Freedom of expression through art
- On September 4, 2019
- September / October 2019
Freedom of expression through art
For more than 25 years, the Boom Gate Art Gallery has given Long Bay Correctional Complex inmates a creative outlet and improved their mental health.
Some of the most frequent visitors to the Boom Gate Art Gallery are partners and children of the inmates who create the works on display.
“Often the families will come to the gallery to see their loved one’s work, and they can’t believe the quality of the art – the kids will come running up to the wall and you can see how proud they are of their father,” says Damian Moss, who began co-managing the gallery in 2017. “That’s really rewarding.”
Mr Moss has seen the transformative power art has for inmates – many of whom have had very few positive creative and educational experiences in their lives before their incarceration.
He recalls one inmate with mental health issues. “He never spoke to anyone. He couldn’t even speak with the psychologist. But then he started painting and it completely changed his personality. Through art, he was able to tell the story of his past.”
The Boom Gate Gallery opened as a trial at Long Bay in 1992 and sells paintings, drawings, sculptures and other artistic creations by inmates.
The artworks, which are produced as part of the Art Behind Bars program, not only give inmates an opportunity to use their time productively, but they provide a source of rehabilitation, income, and potential skill to help them earn income upon their release.
Inmates are referred by custodial and non-custodial staff, psychologists, welfare and education staff. They are encouraged to practise and develop their art in their cells.
“Making art is an inherently therapeutic process because it’s quiet and focused, and for many inmates, it’s the first ‘honest’ money they’ve earned in their life,” Mr Moss says.
If the work is of high enough standard, arrangements are made to feature the art in the gallery.
Up to 25 artists are represented at any time, with prices ranging from $25 for individually painted cards; $70 for decorated clap sticks, while paintings start at $50. Up to 75% of the sale price goes to the artist, with the remainder used for administration and art supplies. Prices are determined jointly by the artist and the gallery.
“People are gobsmacked by the variety and the technical skill,” Mr Moss says.
More than 80% of the works exhibited in the gallery are created by Aboriginal and Torres Strait Islander inmates. Mr Moss adds that “their work is full of meaning and has a strong sense of colour and design.”

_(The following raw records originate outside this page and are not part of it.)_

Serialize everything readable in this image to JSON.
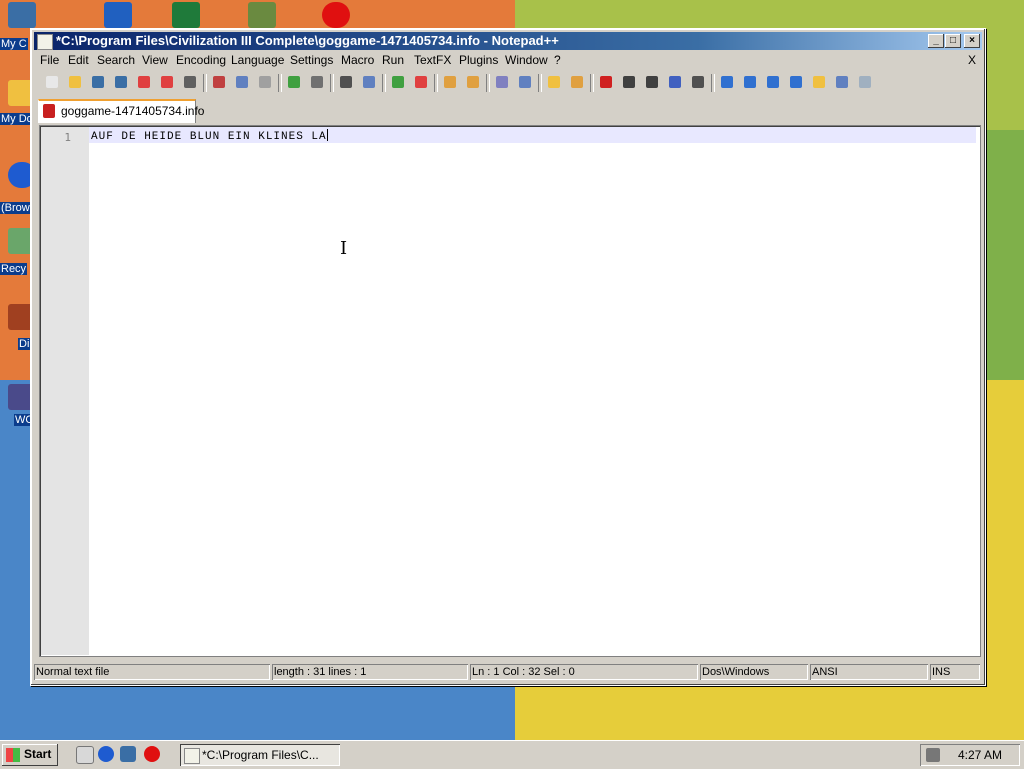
{
  "desktop": {
    "icons": [
      {
        "label": "My C",
        "icon": "my-computer-icon",
        "color": "#3a6ea5"
      },
      {
        "label": "My Do",
        "icon": "my-documents-icon",
        "color": "#f0c040"
      },
      {
        "label": "(Brow",
        "icon": "browser-icon",
        "color": "#1e5bd0"
      },
      {
        "label": "Recy",
        "icon": "recycle-bin-icon",
        "color": "#6aa66a"
      },
      {
        "label": "Di",
        "icon": "shortcut-icon",
        "color": "#a04020"
      },
      {
        "label": "WC",
        "icon": "shortcut-icon",
        "color": "#4a4a8a"
      }
    ],
    "top_icons": [
      {
        "icon": "network-icon",
        "color": "#3a6ea5"
      },
      {
        "icon": "printer-icon",
        "color": "#2060c0"
      },
      {
        "icon": "excel-icon",
        "color": "#1f7a3a"
      },
      {
        "icon": "chart-icon",
        "color": "#6a8a40"
      },
      {
        "icon": "opera-icon",
        "color": "#e01010"
      }
    ]
  },
  "window": {
    "title": "*C:\\Program Files\\Civilization III Complete\\goggame-1471405734.info - Notepad++",
    "buttons": {
      "minimize": "_",
      "maximize": "□",
      "close": "×"
    },
    "menu": [
      "File",
      "Edit",
      "Search",
      "View",
      "Encoding",
      "Language",
      "Settings",
      "Macro",
      "Run",
      "TextFX",
      "Plugins",
      "Window",
      "?"
    ],
    "menu_close": "X",
    "tab": {
      "label": "goggame-1471405734.info"
    },
    "editor": {
      "line_number": "1",
      "text": "AUF DE HEIDE BLUN EIN KLINES LA",
      "ibeam": "I"
    },
    "status": {
      "file_type": "Normal text file",
      "length": "length : 31    lines : 1",
      "position": "Ln : 1    Col : 32    Sel : 0",
      "eol": "Dos\\Windows",
      "encoding": "ANSI",
      "mode": "INS"
    }
  },
  "taskbar": {
    "start_label": "Start",
    "task_label": "*C:\\Program Files\\C...",
    "clock": "4:27 AM"
  },
  "toolbar_icons": [
    "new-file-icon",
    "open-file-icon",
    "save-icon",
    "save-all-icon",
    "close-icon",
    "close-all-icon",
    "print-icon",
    "cut-icon",
    "copy-icon",
    "paste-icon",
    "undo-icon",
    "redo-icon",
    "find-icon",
    "replace-icon",
    "zoom-in-icon",
    "zoom-out-icon",
    "sync-v-icon",
    "sync-h-icon",
    "word-wrap-icon",
    "show-all-icon",
    "indent-guide-icon",
    "user-lang-icon",
    "record-macro-icon",
    "stop-macro-icon",
    "play-macro-icon",
    "run-macro-icon",
    "save-macro-icon",
    "collapse-icon",
    "up-icon",
    "down-icon",
    "expand-icon",
    "folder-icon",
    "console-icon",
    "spellcheck-icon"
  ]
}
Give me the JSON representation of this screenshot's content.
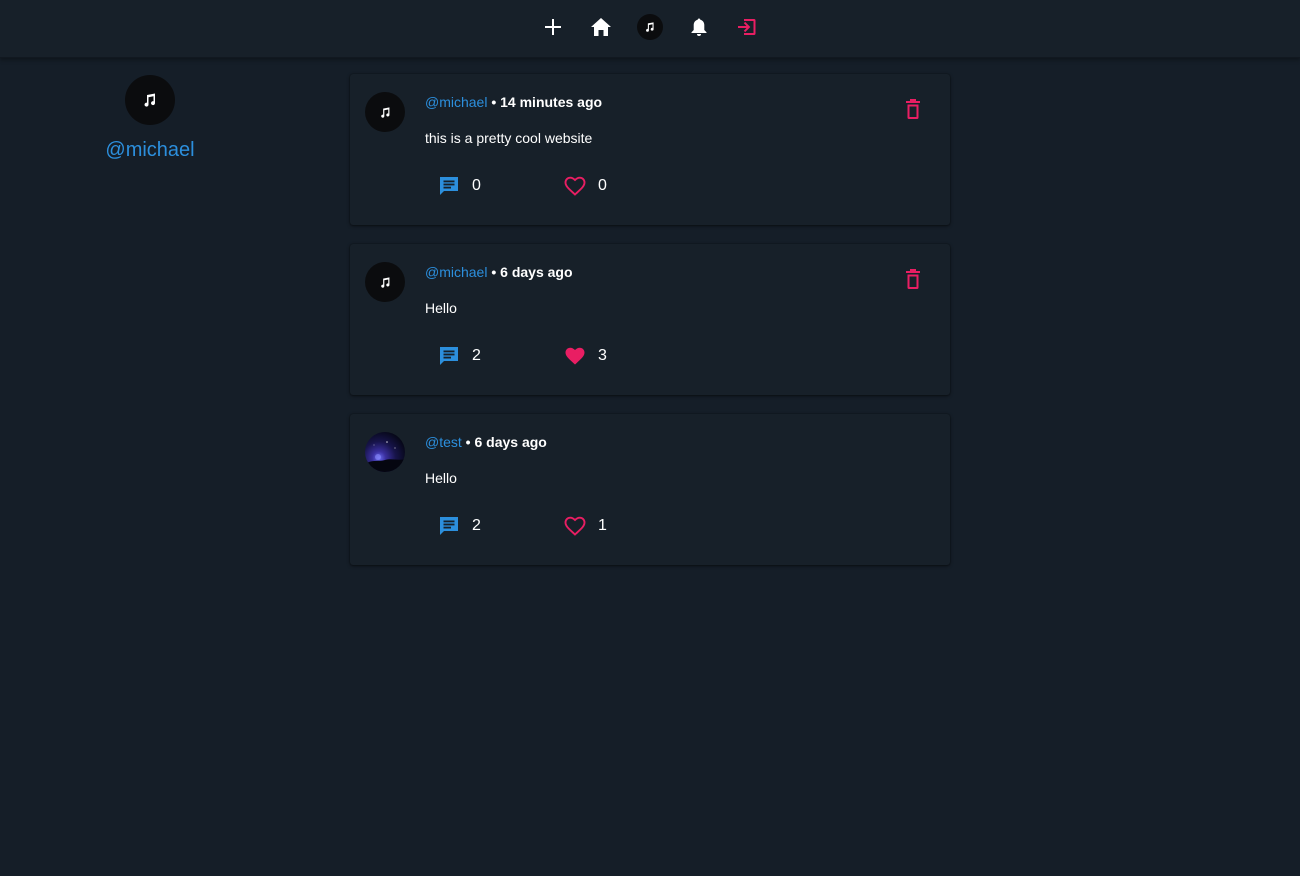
{
  "topbar": {
    "icons": [
      "plus-icon",
      "home-icon",
      "avatar",
      "bell-icon",
      "logout-icon"
    ],
    "accent_logout": "#e91e63"
  },
  "profile": {
    "handle": "@michael",
    "avatar": "music-note-icon"
  },
  "posts": [
    {
      "user": "@michael",
      "separator": "•",
      "time": "14 minutes ago",
      "body": "this is a pretty cool website",
      "comments": "0",
      "likes": "0",
      "liked": false,
      "deletable": true,
      "avatar": "music-note-icon"
    },
    {
      "user": "@michael",
      "separator": "•",
      "time": "6 days ago",
      "body": "Hello",
      "comments": "2",
      "likes": "3",
      "liked": true,
      "deletable": true,
      "avatar": "music-note-icon"
    },
    {
      "user": "@test",
      "separator": "•",
      "time": "6 days ago",
      "body": "Hello",
      "comments": "2",
      "likes": "1",
      "liked": false,
      "deletable": false,
      "avatar": "night-sky-image"
    }
  ],
  "colors": {
    "background": "#151e28",
    "card": "#172029",
    "link_blue": "#2c8fdd",
    "pink": "#e91e63"
  }
}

When prisoners sell their first piece, they are often elated, Mr Moss says. “This is such a huge boost to their self-esteem and confidence – often it sparks a new beginning for inmates.”
He adds that in many cases the money is passed on to inmates’ families.
For the first time ever, the Boom Gate Gallery is partnering (and will be a satellite venue) with UNSW’s Big Anxiety Festival. The festival, which is the largest mental health and arts festival in the world, will be held 27 September to 3 November. This year’s focus is on Empathy and Stigma; Care and Healing; and Suicide Prevention.
Professor Jill Bennett, Artistic Director of the Festival says, “The arts are the best means we have for sharing complex experience. They show us what we don’t know about ourselves and others. They shine light on the relationships and social settings that help or hinder mental health, and they are a means to transform those relationships.
Currently 65% of Australians with a mental health problem don’t seek help. The Big Anxiety Festival’s mission is to engage that 65% – as well as all those who feel ‘the system’ doesn’t yet deliver what we or our communities need. The Festival is about finding ways to connect, to hear and be heard, and to make change – breaking down the barriers people experience and building better futures.”
Prisoners and detainees have significantly higher health needs than the general population. In addition to facing higher levels of serious health conditions such as cancer, heart disease and diabetes, there is also a higher prevalence of mental illness.
The Boom Gate Gallery identified particular inmates whose mental health has been improved through the process of making art to participate in the festival.
For more information on the Big Anxiety Festival visit www.thebiganxiety.org. The Boom Gate Gallery is open Friday to Sunday, 9am – 3pm, 1300 Anzac Parade, Matraville NSW 2036.